Sanders entered Saturday trailing Buttigieg by one in the overall delegate count. They held 21 and 22 delegates, with Warren, Klobuchar and Biden holding 8, 7 and 6, respectively. Only 2 percent of the total delegate count had been assigned heading into Nevada.
Two major news stories preceded Saturday: the first, Bloomberg’s less-than-stellar performance at the Las Vegas primary debate, and the second, news breaking late Friday involving alleged attempts by Russian actors to help Bernie Sanders win the 2020 Democratic presidential nomination.
Bloomberg, appearing on the debate stage for the first time this election cycle, was immediately criticized for his record of sexist and homophobic comments, his implementation of stop and frisk policies in New York City, and his willingness to buy his way onto the debate state. Following the debate, Bloomberg’s net favorability fell by 20 points and his national support dropped by 3 percent.
During the debate, Sanders defended some of his “Bernie Bro” supporters, claiming that online harassment perpetrated by individuals claiming to support him could actually be the result of Russian internet trolls.
Just two days later, the news broke that Sanders, President Donald Trump and several members of Congress had been briefed on efforts by Russian actors to help Sanders with the nomination, ultimately sowing discord among American voters. (RELATED: Bernie Sanders Received Briefing On Russian Attempts To Help Him In 2020 Election And Sow Further Discord Among U.S. Voters)
“Unlike Donald Trump, I do not consider Vladimir Putin a good friend. He is an autocratic thug who is attempting to destroy democracy and crush dissent in Russia,” he said of the briefing. “I don’t care, frankly, who Putin wants to be president. My message to Putin is clear: stay out of American elections, and as president I will make sure that you do.”
Faiz Shakir, Sanders’ campaign manager, suggested Saturday that the Trump administration had leaked the information on the briefing in order to “weaponize” it ahead of Saturday’s caucuses.
Do you think the Trump admin leaked classified intel without context to weaponize against Bernie? You decide. https://t.co/gxkwKM58Af
— Faiz (@fshakir) February 22, 2020
The president himself weighed in on the reports prior to Saturday’s caucusing, tweeting that Democrats “in the Great State of Nevada” should “be careful of Russia.”
“According to Corrupt politician Adam ‘Shifty’ Schiff,” he wrote, “they are pushing for Crazy Bernie Sanders to win.”
Democrats in the Great State of Nevada (Which, because of the Economy, Jobs, the Military & Vets, I will win in November), be careful of Russia, Russia, Russia. According to Corrupt politician Adam “Shifty” Schiff, they are pushing for Crazy Bernie Sanders to win. Vote!
— Donald J. Trump (@realDonaldTrump) February 22, 2020
Democrats will next vote in South Carolina, with the state’s primary taking place next Saturday, February 29. The 14 states voting on Super Tuesday (March 3) are Alabama, Arkansas, California, Colorado, Maine, Massachusetts, Minnesota, North Carolina, Oklahoma, Tennessee, Texas, Utah, Vermont and Virginia. American Samoa and all Democrats abroad will also vote that day.
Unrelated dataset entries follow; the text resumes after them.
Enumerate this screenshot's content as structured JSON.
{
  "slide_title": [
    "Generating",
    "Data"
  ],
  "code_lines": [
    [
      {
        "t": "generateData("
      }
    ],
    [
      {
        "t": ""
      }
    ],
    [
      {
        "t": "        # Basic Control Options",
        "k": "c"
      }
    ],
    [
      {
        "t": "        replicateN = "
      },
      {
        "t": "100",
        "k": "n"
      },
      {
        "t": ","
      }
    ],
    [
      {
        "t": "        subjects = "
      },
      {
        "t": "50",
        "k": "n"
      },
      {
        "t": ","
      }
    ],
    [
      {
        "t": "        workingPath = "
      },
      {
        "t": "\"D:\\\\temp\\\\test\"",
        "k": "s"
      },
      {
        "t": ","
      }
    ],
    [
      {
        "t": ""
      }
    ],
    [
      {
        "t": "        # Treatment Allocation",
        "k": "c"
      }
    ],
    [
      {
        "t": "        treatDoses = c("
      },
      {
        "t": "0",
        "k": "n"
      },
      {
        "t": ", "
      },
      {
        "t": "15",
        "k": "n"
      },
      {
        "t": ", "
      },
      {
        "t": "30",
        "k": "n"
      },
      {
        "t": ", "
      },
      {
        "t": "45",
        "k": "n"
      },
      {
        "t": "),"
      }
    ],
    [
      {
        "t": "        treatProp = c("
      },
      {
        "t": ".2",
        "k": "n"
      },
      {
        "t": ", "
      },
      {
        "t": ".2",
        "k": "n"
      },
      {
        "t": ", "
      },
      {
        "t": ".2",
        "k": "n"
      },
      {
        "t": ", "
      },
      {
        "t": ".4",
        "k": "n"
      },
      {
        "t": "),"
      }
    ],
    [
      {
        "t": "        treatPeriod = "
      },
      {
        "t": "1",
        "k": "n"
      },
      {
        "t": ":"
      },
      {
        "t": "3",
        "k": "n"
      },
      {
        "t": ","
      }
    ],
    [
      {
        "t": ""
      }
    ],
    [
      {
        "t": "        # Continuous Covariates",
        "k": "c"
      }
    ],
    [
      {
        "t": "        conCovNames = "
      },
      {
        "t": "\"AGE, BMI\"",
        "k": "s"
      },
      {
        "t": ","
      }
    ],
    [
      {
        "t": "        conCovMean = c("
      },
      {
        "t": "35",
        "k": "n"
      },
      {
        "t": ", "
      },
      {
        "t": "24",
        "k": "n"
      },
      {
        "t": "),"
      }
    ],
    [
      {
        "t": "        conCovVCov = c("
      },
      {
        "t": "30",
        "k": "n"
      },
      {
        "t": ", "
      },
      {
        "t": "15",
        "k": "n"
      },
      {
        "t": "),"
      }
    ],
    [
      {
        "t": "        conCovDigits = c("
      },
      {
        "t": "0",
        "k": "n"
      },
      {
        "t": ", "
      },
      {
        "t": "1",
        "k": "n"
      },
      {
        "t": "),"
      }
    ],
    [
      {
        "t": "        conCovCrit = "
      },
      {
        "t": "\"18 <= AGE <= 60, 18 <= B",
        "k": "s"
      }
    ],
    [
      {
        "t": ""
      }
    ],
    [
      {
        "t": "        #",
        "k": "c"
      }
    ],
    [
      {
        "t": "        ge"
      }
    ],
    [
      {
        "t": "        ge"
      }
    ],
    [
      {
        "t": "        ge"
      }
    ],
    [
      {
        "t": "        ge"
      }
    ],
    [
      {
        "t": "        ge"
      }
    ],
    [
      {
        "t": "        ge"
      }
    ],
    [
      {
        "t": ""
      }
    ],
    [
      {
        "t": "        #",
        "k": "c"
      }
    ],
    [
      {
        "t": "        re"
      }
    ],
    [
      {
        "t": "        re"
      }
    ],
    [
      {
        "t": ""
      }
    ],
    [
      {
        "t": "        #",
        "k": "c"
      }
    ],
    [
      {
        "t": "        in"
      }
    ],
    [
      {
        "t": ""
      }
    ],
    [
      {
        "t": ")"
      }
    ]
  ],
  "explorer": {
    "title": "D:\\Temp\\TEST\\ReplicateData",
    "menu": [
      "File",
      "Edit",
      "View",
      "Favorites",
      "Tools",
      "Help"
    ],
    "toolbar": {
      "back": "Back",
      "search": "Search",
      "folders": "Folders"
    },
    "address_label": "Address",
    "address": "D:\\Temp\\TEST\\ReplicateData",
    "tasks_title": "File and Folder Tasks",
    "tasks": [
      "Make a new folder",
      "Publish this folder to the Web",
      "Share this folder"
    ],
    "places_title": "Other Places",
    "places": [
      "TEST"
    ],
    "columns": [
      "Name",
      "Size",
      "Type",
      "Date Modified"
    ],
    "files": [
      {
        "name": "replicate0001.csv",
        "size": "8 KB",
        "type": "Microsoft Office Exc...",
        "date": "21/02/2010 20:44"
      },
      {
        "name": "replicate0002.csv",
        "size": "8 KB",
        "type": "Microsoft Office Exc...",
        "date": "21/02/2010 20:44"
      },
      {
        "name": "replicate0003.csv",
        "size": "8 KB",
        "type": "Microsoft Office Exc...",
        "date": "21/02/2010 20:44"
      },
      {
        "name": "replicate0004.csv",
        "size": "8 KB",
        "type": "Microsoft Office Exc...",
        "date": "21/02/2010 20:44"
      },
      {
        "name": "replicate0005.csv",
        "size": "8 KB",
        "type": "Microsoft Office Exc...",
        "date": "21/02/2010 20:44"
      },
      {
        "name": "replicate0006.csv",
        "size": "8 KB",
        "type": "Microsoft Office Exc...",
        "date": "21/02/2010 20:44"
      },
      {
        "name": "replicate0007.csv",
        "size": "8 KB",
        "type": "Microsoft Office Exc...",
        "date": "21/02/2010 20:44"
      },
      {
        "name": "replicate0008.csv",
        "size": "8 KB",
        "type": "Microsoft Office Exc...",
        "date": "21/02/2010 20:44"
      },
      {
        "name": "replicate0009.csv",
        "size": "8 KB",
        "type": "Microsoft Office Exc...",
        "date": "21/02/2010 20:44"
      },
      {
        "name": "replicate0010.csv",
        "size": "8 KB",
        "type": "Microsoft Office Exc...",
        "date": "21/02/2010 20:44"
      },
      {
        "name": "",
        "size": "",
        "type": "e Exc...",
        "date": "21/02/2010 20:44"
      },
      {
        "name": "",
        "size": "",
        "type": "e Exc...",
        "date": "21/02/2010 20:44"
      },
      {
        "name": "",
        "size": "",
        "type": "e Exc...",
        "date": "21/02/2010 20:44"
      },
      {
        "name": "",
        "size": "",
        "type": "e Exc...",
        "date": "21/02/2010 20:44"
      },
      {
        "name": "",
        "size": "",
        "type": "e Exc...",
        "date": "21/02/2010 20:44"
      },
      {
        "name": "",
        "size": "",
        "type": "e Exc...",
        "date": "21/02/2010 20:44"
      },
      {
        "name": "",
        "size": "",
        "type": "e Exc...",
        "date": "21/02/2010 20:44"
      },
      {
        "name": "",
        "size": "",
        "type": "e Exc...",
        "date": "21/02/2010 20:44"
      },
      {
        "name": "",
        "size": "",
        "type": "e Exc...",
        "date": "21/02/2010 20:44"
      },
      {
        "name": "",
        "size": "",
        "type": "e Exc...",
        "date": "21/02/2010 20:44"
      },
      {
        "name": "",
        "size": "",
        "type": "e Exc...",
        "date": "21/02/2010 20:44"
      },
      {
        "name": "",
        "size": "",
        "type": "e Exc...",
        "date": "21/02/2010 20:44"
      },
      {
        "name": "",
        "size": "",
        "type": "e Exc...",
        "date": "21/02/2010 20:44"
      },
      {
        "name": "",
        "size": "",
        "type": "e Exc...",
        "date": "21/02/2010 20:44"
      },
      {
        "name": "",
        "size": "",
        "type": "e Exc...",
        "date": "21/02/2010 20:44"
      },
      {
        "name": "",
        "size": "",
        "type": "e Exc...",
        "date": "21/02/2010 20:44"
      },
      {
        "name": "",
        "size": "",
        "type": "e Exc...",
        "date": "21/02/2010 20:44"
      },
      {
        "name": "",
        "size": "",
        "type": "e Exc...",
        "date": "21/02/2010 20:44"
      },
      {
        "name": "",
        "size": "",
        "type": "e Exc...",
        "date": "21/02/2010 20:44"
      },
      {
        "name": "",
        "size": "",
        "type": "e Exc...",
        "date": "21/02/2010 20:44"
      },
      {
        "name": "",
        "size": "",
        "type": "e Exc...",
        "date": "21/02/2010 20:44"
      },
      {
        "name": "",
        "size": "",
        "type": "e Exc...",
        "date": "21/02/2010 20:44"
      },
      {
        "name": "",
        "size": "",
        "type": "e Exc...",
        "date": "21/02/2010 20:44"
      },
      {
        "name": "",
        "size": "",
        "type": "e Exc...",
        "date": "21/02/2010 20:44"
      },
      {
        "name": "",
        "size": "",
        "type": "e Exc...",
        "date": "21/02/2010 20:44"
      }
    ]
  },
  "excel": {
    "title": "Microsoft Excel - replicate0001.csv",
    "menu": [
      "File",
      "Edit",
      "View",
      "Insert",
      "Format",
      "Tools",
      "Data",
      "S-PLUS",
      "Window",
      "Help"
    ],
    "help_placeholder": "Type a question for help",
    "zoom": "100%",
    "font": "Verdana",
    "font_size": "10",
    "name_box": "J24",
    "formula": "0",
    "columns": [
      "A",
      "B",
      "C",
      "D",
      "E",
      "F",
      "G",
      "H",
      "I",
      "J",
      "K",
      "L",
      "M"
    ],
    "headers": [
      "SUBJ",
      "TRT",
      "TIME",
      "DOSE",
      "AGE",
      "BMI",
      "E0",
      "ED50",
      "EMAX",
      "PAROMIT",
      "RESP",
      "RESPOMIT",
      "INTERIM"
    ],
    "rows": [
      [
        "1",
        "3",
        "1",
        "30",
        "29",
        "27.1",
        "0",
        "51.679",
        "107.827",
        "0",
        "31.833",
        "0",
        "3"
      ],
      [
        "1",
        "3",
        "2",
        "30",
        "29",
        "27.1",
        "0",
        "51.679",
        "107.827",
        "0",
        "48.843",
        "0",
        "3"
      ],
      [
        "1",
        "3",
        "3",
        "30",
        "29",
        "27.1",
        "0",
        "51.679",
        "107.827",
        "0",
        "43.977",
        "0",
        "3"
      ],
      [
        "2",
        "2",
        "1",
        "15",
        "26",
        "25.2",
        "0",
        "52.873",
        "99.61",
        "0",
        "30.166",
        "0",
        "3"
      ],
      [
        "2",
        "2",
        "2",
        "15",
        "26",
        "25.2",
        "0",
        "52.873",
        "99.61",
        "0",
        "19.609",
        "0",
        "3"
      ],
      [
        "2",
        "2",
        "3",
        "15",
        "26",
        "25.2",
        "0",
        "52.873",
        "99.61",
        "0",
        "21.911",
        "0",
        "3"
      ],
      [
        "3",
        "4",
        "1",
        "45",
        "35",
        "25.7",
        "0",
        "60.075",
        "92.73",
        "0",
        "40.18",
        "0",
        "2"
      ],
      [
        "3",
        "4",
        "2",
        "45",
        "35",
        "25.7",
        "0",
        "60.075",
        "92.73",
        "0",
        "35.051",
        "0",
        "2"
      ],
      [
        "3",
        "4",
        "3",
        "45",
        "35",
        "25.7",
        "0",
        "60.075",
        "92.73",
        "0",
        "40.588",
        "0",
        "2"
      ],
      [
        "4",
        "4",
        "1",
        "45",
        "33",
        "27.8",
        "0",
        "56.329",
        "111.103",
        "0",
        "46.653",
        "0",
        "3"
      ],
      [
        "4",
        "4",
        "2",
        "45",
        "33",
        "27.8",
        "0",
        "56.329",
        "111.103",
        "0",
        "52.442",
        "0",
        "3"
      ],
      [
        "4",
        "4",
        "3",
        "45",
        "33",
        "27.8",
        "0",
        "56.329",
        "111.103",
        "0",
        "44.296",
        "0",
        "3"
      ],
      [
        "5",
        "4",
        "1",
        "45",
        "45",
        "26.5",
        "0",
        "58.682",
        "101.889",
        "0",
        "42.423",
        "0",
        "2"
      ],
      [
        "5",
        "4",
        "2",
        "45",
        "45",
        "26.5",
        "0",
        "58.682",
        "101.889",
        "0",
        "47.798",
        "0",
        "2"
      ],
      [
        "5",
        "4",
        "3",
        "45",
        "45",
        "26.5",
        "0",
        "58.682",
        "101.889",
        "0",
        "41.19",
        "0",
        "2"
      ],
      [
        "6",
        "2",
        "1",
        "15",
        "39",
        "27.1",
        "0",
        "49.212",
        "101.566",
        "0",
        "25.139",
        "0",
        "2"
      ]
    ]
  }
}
At this point in the race, several candidates still seeking the nomination are facing legitimate financial concerns. With the exception of Bloomberg, who pledged to spend as much of his $60 billion fortune as necessary to win the nomination, Sanders has by far raised the most money since January. According to Federal Election Commission filings, he and Warren have raised more than $10 million in that time.
This is a developing piece and will be updated with more information as it becomes available.